About this exercise:
Across the entries below, count the lines in which the word "icon" occurs. Reply with the count alone.

Recorded information:
┏━━
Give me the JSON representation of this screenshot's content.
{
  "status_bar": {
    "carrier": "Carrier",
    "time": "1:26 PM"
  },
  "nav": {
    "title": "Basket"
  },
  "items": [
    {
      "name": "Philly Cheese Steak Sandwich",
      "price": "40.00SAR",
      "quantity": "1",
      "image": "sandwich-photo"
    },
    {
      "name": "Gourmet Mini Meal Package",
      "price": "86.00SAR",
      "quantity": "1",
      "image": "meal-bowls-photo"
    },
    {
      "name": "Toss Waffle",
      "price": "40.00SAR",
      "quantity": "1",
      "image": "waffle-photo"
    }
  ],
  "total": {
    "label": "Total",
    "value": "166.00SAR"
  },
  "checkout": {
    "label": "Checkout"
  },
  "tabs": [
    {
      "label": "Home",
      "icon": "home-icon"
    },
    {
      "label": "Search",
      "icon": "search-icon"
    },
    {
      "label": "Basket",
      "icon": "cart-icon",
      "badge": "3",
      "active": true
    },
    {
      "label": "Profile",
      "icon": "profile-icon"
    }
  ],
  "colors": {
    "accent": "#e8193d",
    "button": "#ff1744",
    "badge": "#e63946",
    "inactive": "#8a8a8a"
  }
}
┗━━
Answer box:
4